The only deviation from the otherwise tightly woven plot is the chapter entitled “Truth or Dare.” Caroline’s crucial insights about Gail would have been better presented in her reflections than at a New Year’s Eve drinking scene with a woman lacking compassion and conscience.


That The Button Collector does not conclude in a neatly-bound intricate whole is due not to Ms. Jennings’ perceptive insights into each character’s strengths and foibles, but her topic. A family, actual or fictional, without a few fringes flapping in life’s breezes would hardly be credible. Caroline’s family is no exception.


Elizabeth Jennings has worked as a features writer, copywriter, tutor, and adjunct instructor, but deep inside she is a reader on the hunt for the next great story. Her fiction has appeared in a variety of publications, including Prime Number Magazine, Apalachee Review, and the children’s magazine Ladybug. Her non-fiction has won several awards, including first place for special articles/health in the 2006 North Carolina Press Club Communications Contest. A native of Clemson, South Carolina, she earned degrees in English from The University of North Carolina at Chapel Hill and The University of Delaware. She lives with her family within view of Mount Pisgah in the ancient and lush Blue Ridge Mountains. Website:

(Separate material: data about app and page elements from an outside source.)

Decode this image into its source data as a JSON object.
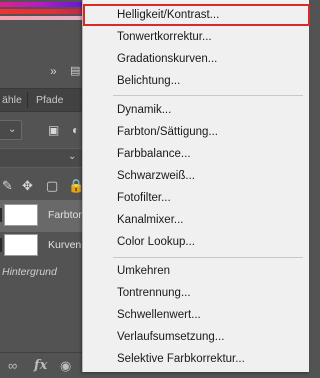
{
  "layers_panel": {
    "tabs": [
      "ähle",
      "Pfade"
    ],
    "layers": [
      {
        "name": "Farbton",
        "selected": true
      },
      {
        "name": "Kurven",
        "selected": false
      }
    ],
    "background_layer": "Hintergrund",
    "icons": {
      "panel_menu": "collapse-arrows-icon",
      "panel_options": "panel-options-icon",
      "image_filter": "image-filter-icon",
      "adjustment_filter": "adjustment-filter-icon",
      "brush_lock": "brush-lock-icon",
      "move_lock": "move-lock-icon",
      "artboard_lock": "artboard-lock-icon",
      "all_lock": "lock-icon",
      "link": "link-layers-icon",
      "fx": "fx-icon",
      "mask": "add-mask-icon"
    }
  },
  "menu": {
    "groups": [
      [
        "Helligkeit/Kontrast...",
        "Tonwertkorrektur...",
        "Gradationskurven...",
        "Belichtung..."
      ],
      [
        "Dynamik...",
        "Farbton/Sättigung...",
        "Farbbalance...",
        "Schwarzweiß...",
        "Fotofilter...",
        "Kanalmixer...",
        "Color Lookup..."
      ],
      [
        "Umkehren",
        "Tontrennung...",
        "Schwellenwert...",
        "Verlaufsumsetzung...",
        "Selektive Farbkorrektur..."
      ]
    ],
    "highlighted_item": "Helligkeit/Kontrast...",
    "highlight_color": "#d92a2a"
  }
}
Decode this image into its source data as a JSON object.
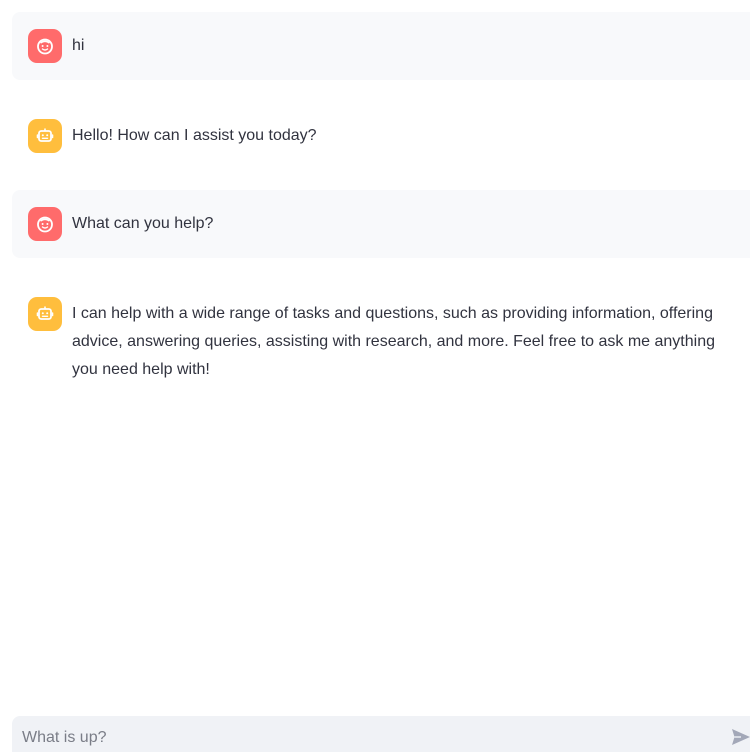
{
  "conversation": {
    "messages": [
      {
        "role": "user",
        "avatar_icon": "user-face-icon",
        "text": "hi"
      },
      {
        "role": "assistant",
        "avatar_icon": "robot-icon",
        "text": "Hello! How can I assist you today?"
      },
      {
        "role": "user",
        "avatar_icon": "user-face-icon",
        "text": "What can you help?"
      },
      {
        "role": "assistant",
        "avatar_icon": "robot-icon",
        "text": "I can help with a wide range of tasks and questions, such as providing information, offering advice, answering queries, assisting with research, and more. Feel free to ask me anything you need help with!"
      }
    ]
  },
  "chat_input": {
    "placeholder": "What is up?",
    "value": "",
    "send_icon": "send-icon"
  },
  "colors": {
    "user_avatar": "#ff6b6b",
    "assistant_avatar": "#ffbe3d",
    "user_message_bg": "#f8f9fb",
    "input_bg": "#f0f2f6",
    "text": "#31333f"
  }
}
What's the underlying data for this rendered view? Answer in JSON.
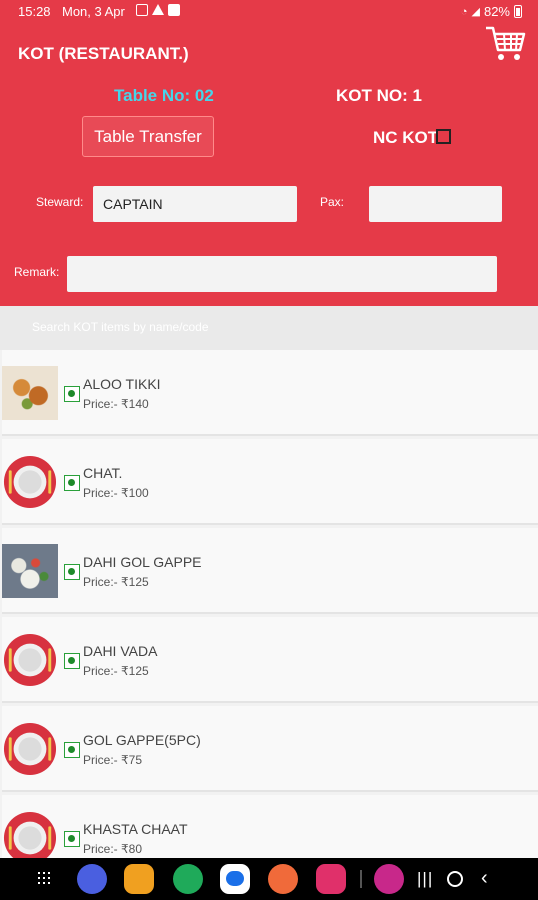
{
  "status_bar": {
    "time": "15:28",
    "date": "Mon, 3 Apr",
    "battery": "82%"
  },
  "header": {
    "title": "KOT (RESTAURANT.)",
    "table_no": "Table No: 02",
    "kot_no": "KOT NO: 1",
    "table_transfer_label": "Table Transfer",
    "nc_kot_label": "NC KOT",
    "nc_kot_checked": false,
    "steward_label": "Steward:",
    "steward_value": "CAPTAIN",
    "pax_label": "Pax:",
    "pax_value": "",
    "remark_label": "Remark:",
    "remark_value": ""
  },
  "search": {
    "placeholder": "Search KOT items by name/code"
  },
  "items": [
    {
      "name": "ALOO TIKKI",
      "price": "Price:- ₹140",
      "thumb": "photo-aloo-tikki"
    },
    {
      "name": "CHAT.",
      "price": "Price:- ₹100",
      "thumb": "plate-icon"
    },
    {
      "name": "DAHI GOL GAPPE",
      "price": "Price:- ₹125",
      "thumb": "photo-dahi-gol-gappe"
    },
    {
      "name": "DAHI VADA",
      "price": "Price:- ₹125",
      "thumb": "plate-icon"
    },
    {
      "name": "GOL GAPPE(5PC)",
      "price": "Price:- ₹75",
      "thumb": "plate-icon"
    },
    {
      "name": "KHASTA CHAAT",
      "price": "Price:- ₹80",
      "thumb": "plate-icon"
    }
  ],
  "colors": {
    "header_bg": "#e53a48",
    "table_no_text": "#45d6ea",
    "veg_indicator": "#1e8a2a"
  }
}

The Button Collector is available online at most major book outlets, and locally at The Fountainhead, Malaprop’s and The Button Florist studio in the River Arts District.



View From My Catio


Buddy, T.C.P.E. (Tuxedo Cats Par Excellence)


catioAs promised last month, an introduction to Tabitha, our newly-appointed library cat. She lived in a barn with Tiger, another tabby, who chased and attacked her. The last straw for Mary was Tiger ambushing Tabitha when she entered the barn for meals. When he didn’t reform after a few intense conversations, Mary volunteered to give her a good home. For an eleven-year-old outdoor cat, she took to safety, warmth, and food like a trooper. But the kicker is that Tabitha absolutely adores Roy and snuggles up when he sits on the sofa. When Mary’s on the sofa, Tabitha pointedly jumps down and walks away.

Sandi Tomlin-Sutker
Written by Sandi Tomlin-Sutker